It is said that the most flattering light is candle and moon. Science is still working on a method for capturing moonlight for use in the home, but until that breakthrough, why not make your own candles this weekend? It's a fun and easy activity for a rainy weekend when you'd rather be indoors.
Craft supply stores can set you up with the basics, and even have kits with everything you need. Visit this site for a list of stores with candle-making supplies around Australia.
1. Most importantly, you'll need all the know-how on candle safety.
2. An electric stove or hot plate
3. A 'double boiler' — this can be a large, shallow pot of boiling water with another pot, or even a can, set inside to melt the wax
4. A wick
5. Some wax
6. Fragrance or colour for the candle
7. A container or mold to hold the melted wax
Basic container candles are the simplest way to get started. For this, empty jars are perfect, but really, the options are endless. Just ensure that the container won't catch alight, leak or crack. (I'd stick with the jam jars, they're designed to withstand a very high heat.)
After selecting the container, you'll need to set the wick. Thread the wick through a straw, dab super glue on the base of the wick tab. Using the straw, centre the tab and press down on the bottom of the container.
Next, weigh out and melt the wax in the double boiler. One with a spout is best, as you'll be pouring it later.
When the wax has completely melted, it will be clear, then you can add colour or fragrance oil. Let the wax cool about 20 degrees.
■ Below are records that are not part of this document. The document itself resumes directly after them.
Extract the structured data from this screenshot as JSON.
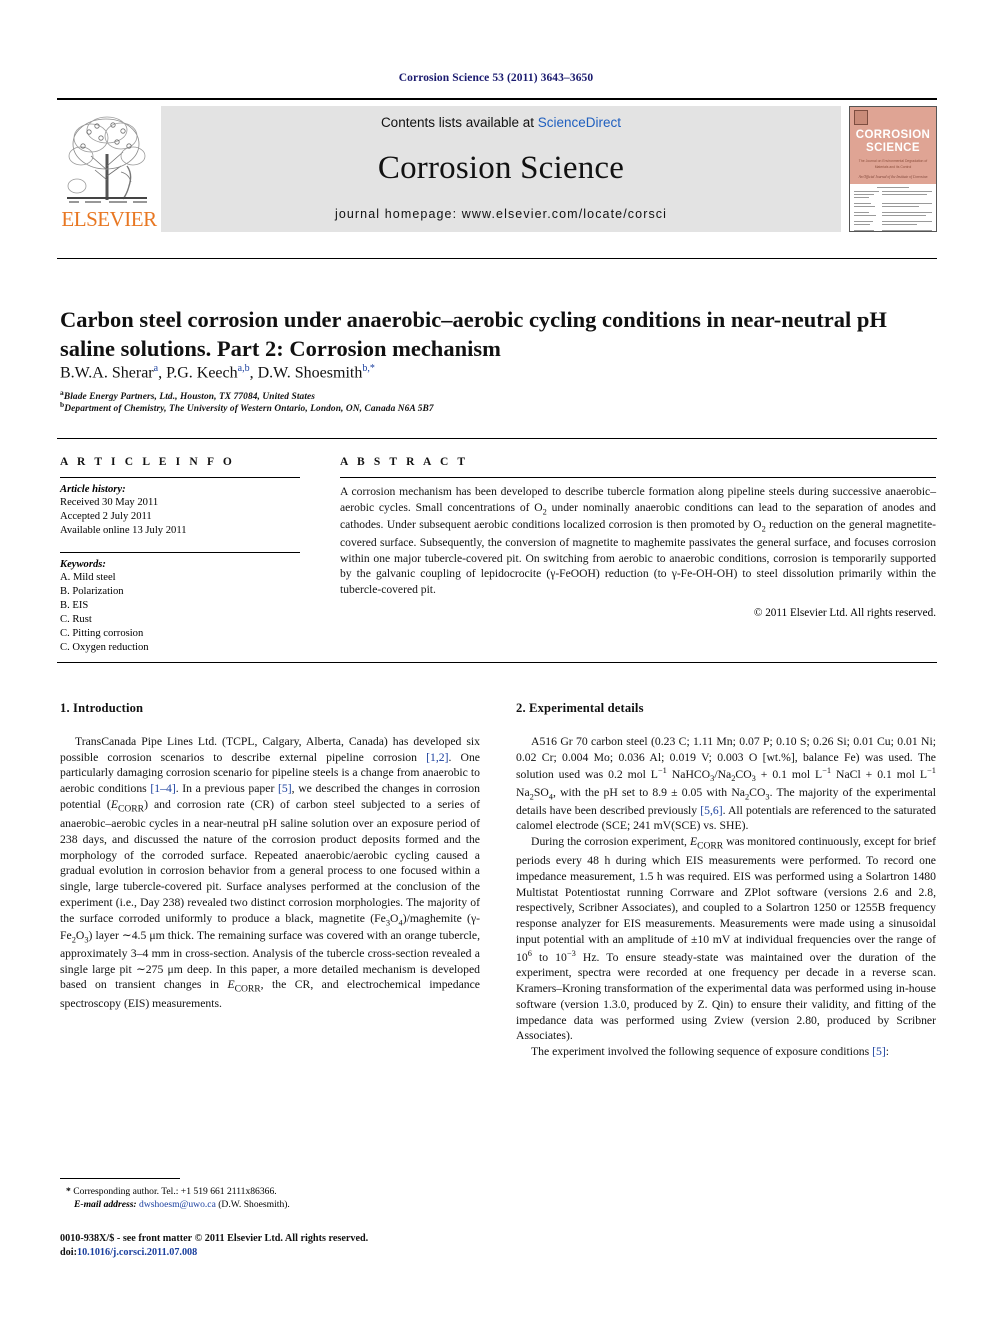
{
  "running_head": "Corrosion Science 53 (2011) 3643–3650",
  "masthead": {
    "publisher_name": "ELSEVIER",
    "contents_prefix": "Contents lists available at ",
    "contents_link": "ScienceDirect",
    "journal_title": "Corrosion Science",
    "homepage": "journal homepage: www.elsevier.com/locate/corsci",
    "cover": {
      "line1": "CORROSION",
      "line2": "SCIENCE",
      "subtitle": "The Journal on Environmental Degradation of Materials and its Control",
      "society": "An Official Journal of the Institute of Corrosion"
    }
  },
  "article": {
    "title": "Carbon steel corrosion under anaerobic–aerobic cycling conditions in near-neutral pH saline solutions. Part 2: Corrosion mechanism",
    "authors": [
      {
        "name": "B.W.A. Sherar",
        "marks": "a"
      },
      {
        "name": "P.G. Keech",
        "marks": "a,b"
      },
      {
        "name": "D.W. Shoesmith",
        "marks": "b,",
        "star": "*"
      }
    ],
    "affiliations": [
      {
        "mark": "a",
        "text": "Blade Energy Partners, Ltd., Houston, TX 77084, United States"
      },
      {
        "mark": "b",
        "text": "Department of Chemistry, The University of Western Ontario, London, ON, Canada N6A 5B7"
      }
    ]
  },
  "article_info": {
    "heading": "A R T I C L E    I N F O",
    "history_label": "Article history:",
    "history": [
      "Received 30 May 2011",
      "Accepted 2 July 2011",
      "Available online 13 July 2011"
    ],
    "keywords_label": "Keywords:",
    "keywords": [
      "A. Mild steel",
      "B. Polarization",
      "B. EIS",
      "C. Rust",
      "C. Pitting corrosion",
      "C. Oxygen reduction"
    ]
  },
  "abstract": {
    "heading": "A B S T R A C T",
    "copyright": "© 2011 Elsevier Ltd. All rights reserved."
  },
  "sections": {
    "intro_heading": "1. Introduction",
    "experimental_heading": "2. Experimental details"
  },
  "footnote": {
    "star": "*",
    "corresponding": "Corresponding author. Tel.: +1 519 661 2111x86366.",
    "email_label": "E-mail address:",
    "email": "dwshoesm@uwo.ca",
    "email_owner": "(D.W. Shoesmith)."
  },
  "footer": {
    "line1": "0010-938X/$ - see front matter © 2011 Elsevier Ltd. All rights reserved.",
    "doi_label": "doi:",
    "doi": "10.1016/j.corsci.2011.07.008"
  },
  "colors": {
    "link": "#1a3f9e",
    "elsevier_orange": "#E87722",
    "band_gray": "#e3e3e3",
    "cover_salmon": "#dfa494"
  }
}
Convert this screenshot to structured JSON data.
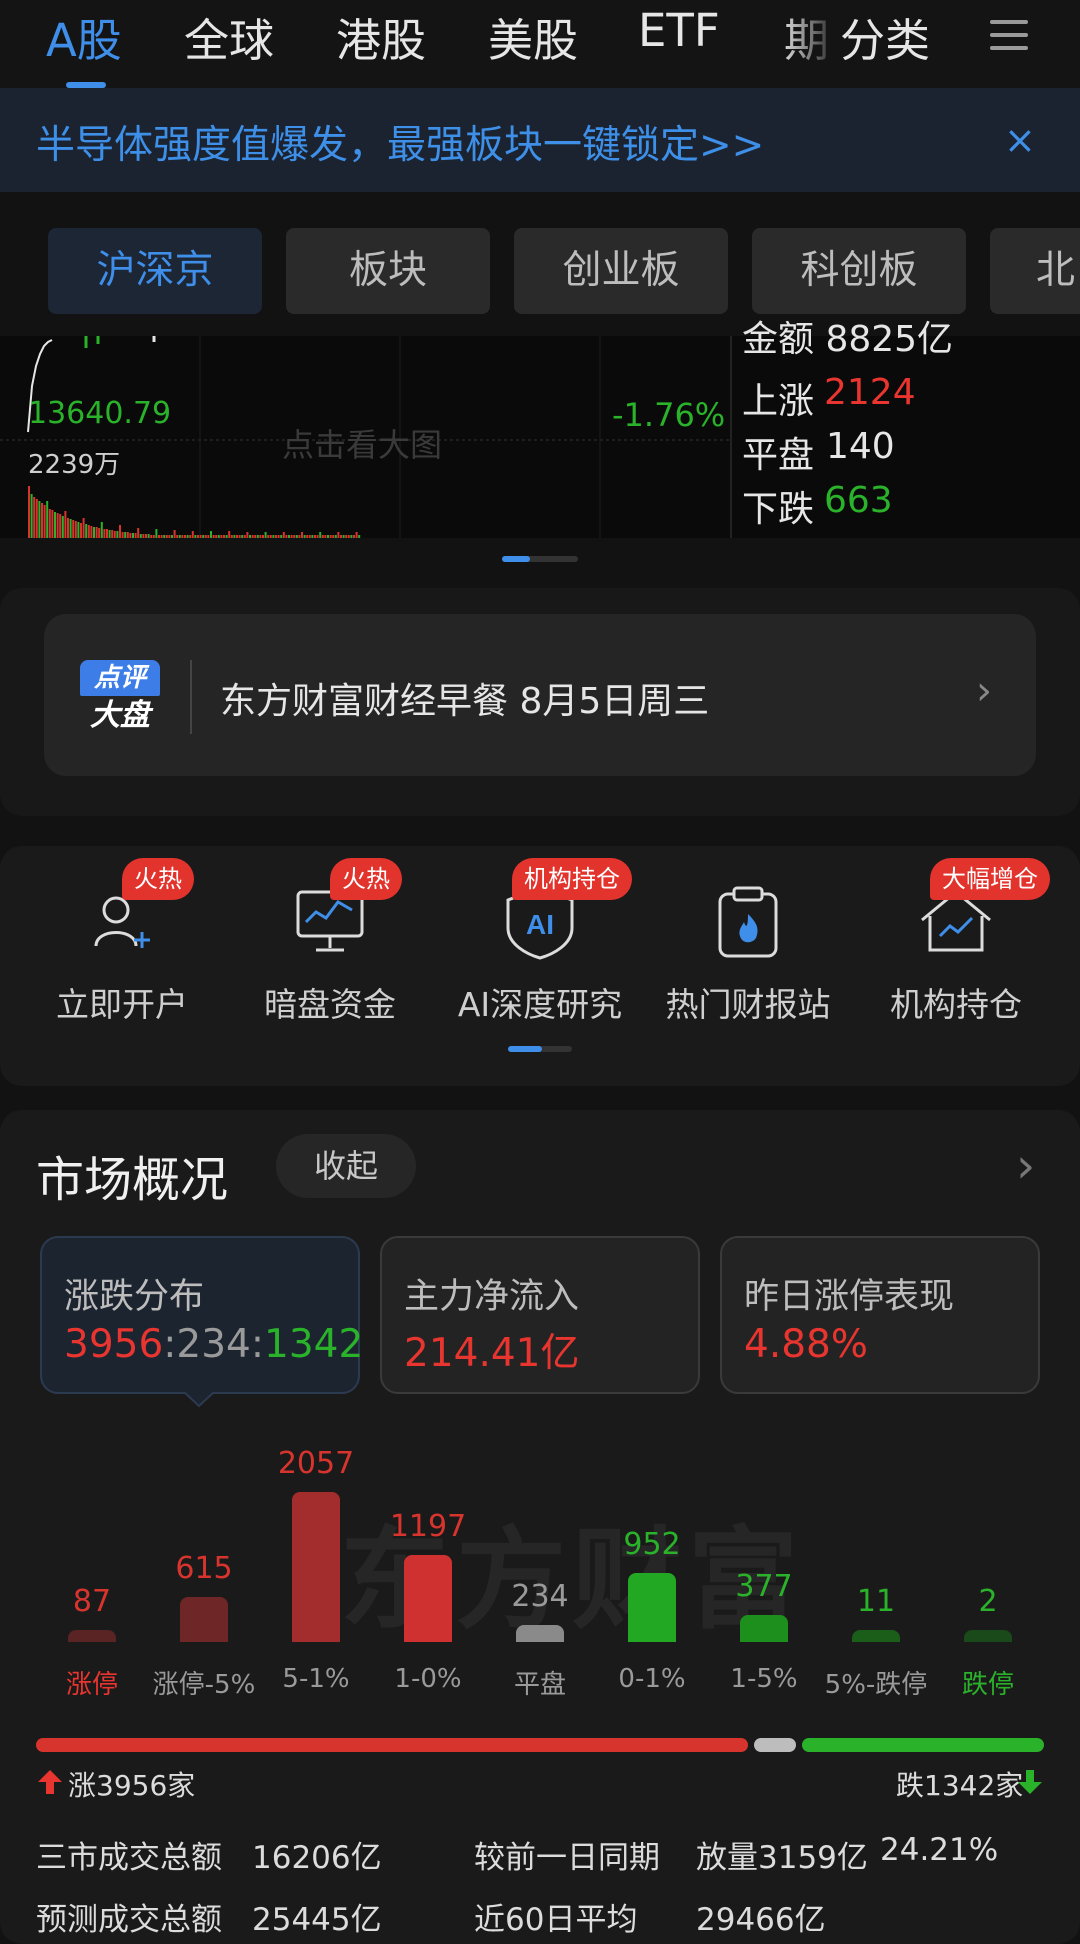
{
  "nav": {
    "tabs": [
      "A股",
      "全球",
      "港股",
      "美股",
      "ETF",
      "期",
      "分类"
    ],
    "active": "A股"
  },
  "banner": {
    "text": "半导体强度值爆发，最强板块一键锁定>>",
    "close": "×"
  },
  "markets": {
    "chips": [
      "沪深京",
      "板块",
      "创业板",
      "科创板",
      "北"
    ],
    "active": "沪深京"
  },
  "index_chart": {
    "price": "13640.79",
    "change": "-1.76%",
    "volume": "2239万",
    "hint": "点击看大图",
    "amount": "金额 8825亿",
    "up_label": "上涨",
    "up_value": "2124",
    "flat_label": "平盘",
    "flat_value": "140",
    "down_label": "下跌",
    "down_value": "663"
  },
  "news_card": {
    "badge_top": "点评",
    "badge_bottom": "大盘",
    "title": "东方财富财经早餐 8月5日周三"
  },
  "shortcuts": [
    {
      "label": "立即开户",
      "tag": "火热",
      "icon": "user-add-icon"
    },
    {
      "label": "暗盘资金",
      "tag": "火热",
      "icon": "monitor-chart-icon"
    },
    {
      "label": "AI深度研究",
      "tag": "机构持仓",
      "icon": "ai-shield-icon"
    },
    {
      "label": "热门财报站",
      "tag": "",
      "icon": "fire-clipboard-icon"
    },
    {
      "label": "机构持仓",
      "tag": "大幅增仓",
      "icon": "house-trend-icon"
    }
  ],
  "overview": {
    "title": "市场概况",
    "collapse": "收起",
    "boxes": [
      {
        "title": "涨跌分布",
        "up": "3956",
        "flat": "234",
        "down": "1342"
      },
      {
        "title": "主力净流入",
        "value": "214.41亿"
      },
      {
        "title": "昨日涨停表现",
        "value": "4.88%"
      }
    ],
    "watermark": "东方财富",
    "rise_total": "涨3956家",
    "fall_total": "跌1342家",
    "stats": {
      "total_label": "三市成交总额",
      "total_value": "16206亿",
      "compare_label": "较前一日同期",
      "compare_value": "放量3159亿",
      "compare_pct": "24.21%",
      "forecast_label": "预测成交总额",
      "forecast_value": "25445亿",
      "avg_label": "近60日平均",
      "avg_value": "29466亿"
    }
  },
  "chart_data": {
    "type": "bar",
    "categories": [
      "涨停",
      "涨停-5%",
      "5-1%",
      "1-0%",
      "平盘",
      "0-1%",
      "1-5%",
      "5%-跌停",
      "跌停"
    ],
    "values": [
      87,
      615,
      2057,
      1197,
      234,
      952,
      377,
      11,
      2
    ],
    "colors": [
      "#5a2424",
      "#6e2626",
      "#a32c2c",
      "#cf3030",
      "#8a8a8a",
      "#22a822",
      "#1d8f1d",
      "#1a5e1a",
      "#1a4a1a"
    ],
    "value_colors": [
      "#d8342e",
      "#d8342e",
      "#d8342e",
      "#d8342e",
      "#9a9a9a",
      "#2ab32a",
      "#2ab32a",
      "#2ab32a",
      "#2ab32a"
    ],
    "label_colors": [
      "#e8352f",
      "#9a9a9a",
      "#9a9a9a",
      "#9a9a9a",
      "#9a9a9a",
      "#9a9a9a",
      "#9a9a9a",
      "#9a9a9a",
      "#2ab32a"
    ],
    "ylim": [
      0,
      2057
    ]
  },
  "breadth": {
    "up": 3956,
    "flat": 234,
    "down": 1342
  }
}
Slowly pour the wax into the candle containers, never forgetting that this stuff is very hot. Attach your wick bars (these come with any candle-making kit) or plastic straws to keep the wick centred. The candles should cool slowly, so group them together and wrap them loosely with a towel. Be careful not to move the centred wicks. Let them cool overnight, trim the wicks, then let them 'cure' for a couple of days before burning. This will give the best scent.